Prof. Peter N. Wilkinson
University of Manchester
Department of Physics and Astronomy
Jodrell Bank Observatory
Cheshire SK11 9DL
Tel: 1477 571321
Fax: 1477 571618
Prof. Gianni Tofani, IRA Arcetri (IT)
Dr. Arnold van Ardenne, ASTRON (NL)
Prof. Andrzej Kus, TCfA, Torun (PL)
Dr. Wim Brouw, ATNF (Aus)
€ 1 500 000
36 months November 2001 - October 2004
Traditional radio astronomy receivers are constructed out of discrete components and can be expensive to build; radio telescopes are, therefore, usually equipped with one receiver at a given frequency providing only one beam with which to examine the sky. But if receivers can be fabricated more cheaply, a range of exciting possibilities opens up, involving the integration and operation of multiple beam (array) systems. If the telescopes can collect data much more quickly than now, and these data can be easily analysed, then a wider range of astronomers can gain access to scientifically valuable amounts of observing time on the leading national facilities. At the heart of the project is the development of complex monolithic microwave integrated circuits (MMICs) using levels of integration not previously employed for cryogenic applications in the band 20-40 GHz or for non-cryogenic phased arrays in the 2-5 GHz band. The project is focussed on three innovative array configurations:
- Horn arrays for large-area continuum surveys at ~30 GHz. The effects of receiver gain changes and variations in atmospheric attenuation will be reduced by signal comparison strategies involving switching the signal between independent receivers and closely-spaced horns. The deliverables are an 8-horn prototype array (to be tested on the Torun radio telescope) and a feasibility study for a 100-horn continuum array.
- Horn arrays for spectroscopy in the band 21-26 GHz a heterodyne design will be adopted with a down-converter integrated into each channel; this enables the spectrum of the signal to be obtained and the operating frequency to be varied. The deliverables are a 5-element prototype array (to be tested on the Medicina or Noto radio telescopes) and a feasibility study for a 50-horn spectroscopic array at 40-50 GHz.
- Actively phased arrays at 2-5 GHz. In this concept the receivers are interconnected so that multiple beams can be synthesised and steered electronically by phasing; the aim is to improve the efficiency of individual telescopes and to open up the widest possible field-of-view. The deliverables are a 16-element 2-beam prototype array to work in the frequency range 2.5 to 5 GHz (to be tested on a Westerbork telescope and on an ATNF-designed Luneberg lens) and a feasibility study for a 16-beam phased-array in the band around 5 GHz, generically suitable for any large European telescope.
The project also involves the design of flexible data analysis software tools for the acquisition and analysis of data from horn arrays. The software will be written within the international astronomical standard AIPS++ environment.

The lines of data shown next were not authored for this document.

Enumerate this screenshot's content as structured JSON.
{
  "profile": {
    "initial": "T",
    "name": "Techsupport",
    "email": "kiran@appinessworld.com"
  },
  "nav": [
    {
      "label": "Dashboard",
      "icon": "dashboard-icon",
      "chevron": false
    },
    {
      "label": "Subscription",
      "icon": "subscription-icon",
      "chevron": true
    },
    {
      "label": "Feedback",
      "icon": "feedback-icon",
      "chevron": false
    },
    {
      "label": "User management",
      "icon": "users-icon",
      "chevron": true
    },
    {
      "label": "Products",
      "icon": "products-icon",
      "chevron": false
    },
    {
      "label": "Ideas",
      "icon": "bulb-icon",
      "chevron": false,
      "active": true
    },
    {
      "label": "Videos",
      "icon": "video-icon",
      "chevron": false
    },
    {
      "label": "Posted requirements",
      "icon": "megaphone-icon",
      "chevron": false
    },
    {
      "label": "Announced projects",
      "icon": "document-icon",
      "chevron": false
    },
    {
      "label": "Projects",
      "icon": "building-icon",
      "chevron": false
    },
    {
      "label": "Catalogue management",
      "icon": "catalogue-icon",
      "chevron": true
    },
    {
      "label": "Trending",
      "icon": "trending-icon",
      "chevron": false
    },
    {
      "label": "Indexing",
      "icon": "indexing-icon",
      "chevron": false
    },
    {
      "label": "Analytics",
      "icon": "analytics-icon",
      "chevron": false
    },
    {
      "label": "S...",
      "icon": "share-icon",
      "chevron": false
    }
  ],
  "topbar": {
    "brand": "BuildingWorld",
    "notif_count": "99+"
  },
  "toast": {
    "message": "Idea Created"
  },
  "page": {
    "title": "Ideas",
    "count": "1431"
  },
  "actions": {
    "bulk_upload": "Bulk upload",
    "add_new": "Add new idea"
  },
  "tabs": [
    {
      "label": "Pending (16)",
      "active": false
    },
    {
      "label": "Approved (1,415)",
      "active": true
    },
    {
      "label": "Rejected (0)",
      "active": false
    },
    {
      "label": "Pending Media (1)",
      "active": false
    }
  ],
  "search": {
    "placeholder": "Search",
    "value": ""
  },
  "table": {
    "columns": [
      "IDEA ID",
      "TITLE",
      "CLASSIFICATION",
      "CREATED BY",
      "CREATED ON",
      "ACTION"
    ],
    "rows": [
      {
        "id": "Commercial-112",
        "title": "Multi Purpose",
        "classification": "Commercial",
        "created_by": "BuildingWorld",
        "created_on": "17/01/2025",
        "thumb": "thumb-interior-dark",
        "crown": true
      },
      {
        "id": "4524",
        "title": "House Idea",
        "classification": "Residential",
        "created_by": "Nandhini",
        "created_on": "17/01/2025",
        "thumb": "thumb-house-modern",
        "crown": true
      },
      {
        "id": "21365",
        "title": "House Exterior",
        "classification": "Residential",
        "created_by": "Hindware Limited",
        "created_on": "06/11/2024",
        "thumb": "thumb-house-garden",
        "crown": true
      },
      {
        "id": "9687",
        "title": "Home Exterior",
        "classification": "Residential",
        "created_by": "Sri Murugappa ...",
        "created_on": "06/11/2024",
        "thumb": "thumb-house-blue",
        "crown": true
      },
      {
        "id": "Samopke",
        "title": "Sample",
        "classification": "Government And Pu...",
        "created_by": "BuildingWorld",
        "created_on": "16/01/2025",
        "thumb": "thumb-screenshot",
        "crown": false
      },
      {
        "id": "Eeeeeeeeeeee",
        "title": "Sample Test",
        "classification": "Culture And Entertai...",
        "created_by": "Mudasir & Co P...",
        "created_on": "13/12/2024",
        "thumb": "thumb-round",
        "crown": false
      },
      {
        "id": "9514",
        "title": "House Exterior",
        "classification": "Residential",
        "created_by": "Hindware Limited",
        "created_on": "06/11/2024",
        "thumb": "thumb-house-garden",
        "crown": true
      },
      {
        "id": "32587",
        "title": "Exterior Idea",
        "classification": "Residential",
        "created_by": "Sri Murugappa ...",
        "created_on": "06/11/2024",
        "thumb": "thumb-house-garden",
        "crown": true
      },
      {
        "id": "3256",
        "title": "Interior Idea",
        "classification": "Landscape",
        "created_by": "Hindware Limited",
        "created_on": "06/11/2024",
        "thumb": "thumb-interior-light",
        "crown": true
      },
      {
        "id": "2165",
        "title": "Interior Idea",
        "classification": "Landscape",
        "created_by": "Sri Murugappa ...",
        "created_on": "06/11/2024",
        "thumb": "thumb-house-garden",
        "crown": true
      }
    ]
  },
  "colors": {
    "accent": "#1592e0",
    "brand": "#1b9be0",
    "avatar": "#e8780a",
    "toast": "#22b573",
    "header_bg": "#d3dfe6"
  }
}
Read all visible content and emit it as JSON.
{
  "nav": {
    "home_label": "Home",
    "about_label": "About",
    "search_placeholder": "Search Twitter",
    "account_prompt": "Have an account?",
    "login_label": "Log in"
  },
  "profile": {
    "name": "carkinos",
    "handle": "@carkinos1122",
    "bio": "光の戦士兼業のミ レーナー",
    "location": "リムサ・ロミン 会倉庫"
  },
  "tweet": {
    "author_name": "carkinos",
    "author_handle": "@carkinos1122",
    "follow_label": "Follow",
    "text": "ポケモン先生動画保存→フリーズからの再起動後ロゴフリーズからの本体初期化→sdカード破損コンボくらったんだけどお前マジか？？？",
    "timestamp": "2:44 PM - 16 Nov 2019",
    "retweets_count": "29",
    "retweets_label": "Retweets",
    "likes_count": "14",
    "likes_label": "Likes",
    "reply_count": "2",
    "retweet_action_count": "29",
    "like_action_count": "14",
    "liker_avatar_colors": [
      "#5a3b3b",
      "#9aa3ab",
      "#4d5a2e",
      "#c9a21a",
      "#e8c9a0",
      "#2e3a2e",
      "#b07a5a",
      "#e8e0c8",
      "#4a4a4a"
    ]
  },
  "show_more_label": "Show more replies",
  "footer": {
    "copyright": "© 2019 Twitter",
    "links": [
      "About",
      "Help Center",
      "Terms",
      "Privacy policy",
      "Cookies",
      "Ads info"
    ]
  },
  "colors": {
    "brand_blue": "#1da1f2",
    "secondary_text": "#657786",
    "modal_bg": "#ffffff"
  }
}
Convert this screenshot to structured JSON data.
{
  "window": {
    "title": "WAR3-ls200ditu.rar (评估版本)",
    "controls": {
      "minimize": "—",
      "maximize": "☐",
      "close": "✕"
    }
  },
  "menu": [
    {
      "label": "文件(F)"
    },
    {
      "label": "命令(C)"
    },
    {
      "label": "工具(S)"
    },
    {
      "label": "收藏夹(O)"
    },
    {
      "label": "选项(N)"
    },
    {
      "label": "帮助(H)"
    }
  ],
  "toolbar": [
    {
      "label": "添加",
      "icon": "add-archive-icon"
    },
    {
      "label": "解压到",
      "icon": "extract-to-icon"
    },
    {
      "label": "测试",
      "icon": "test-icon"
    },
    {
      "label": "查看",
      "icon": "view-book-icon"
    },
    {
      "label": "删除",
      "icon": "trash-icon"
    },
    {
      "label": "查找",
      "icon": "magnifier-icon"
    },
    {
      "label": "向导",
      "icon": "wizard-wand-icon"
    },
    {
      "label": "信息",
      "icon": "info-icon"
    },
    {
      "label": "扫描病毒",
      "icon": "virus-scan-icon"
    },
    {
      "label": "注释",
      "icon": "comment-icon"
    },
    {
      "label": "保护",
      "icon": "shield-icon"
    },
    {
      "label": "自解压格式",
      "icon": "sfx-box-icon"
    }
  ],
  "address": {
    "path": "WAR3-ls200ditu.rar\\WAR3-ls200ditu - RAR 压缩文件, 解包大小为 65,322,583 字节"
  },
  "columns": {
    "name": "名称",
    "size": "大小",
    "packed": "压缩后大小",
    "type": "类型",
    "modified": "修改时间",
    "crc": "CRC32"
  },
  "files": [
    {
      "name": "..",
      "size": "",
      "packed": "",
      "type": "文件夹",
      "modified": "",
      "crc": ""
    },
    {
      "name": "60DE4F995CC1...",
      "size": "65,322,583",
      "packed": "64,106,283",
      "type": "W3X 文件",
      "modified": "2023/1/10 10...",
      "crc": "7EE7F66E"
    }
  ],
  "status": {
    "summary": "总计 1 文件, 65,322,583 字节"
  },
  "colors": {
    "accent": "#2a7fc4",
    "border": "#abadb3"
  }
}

Since the astronomical aim of this RTD programme is the making of much larger radio surveys we are conscious of the need to link this work in with both National and Europe-wide initiatives for data archiving and Virtual Observatories.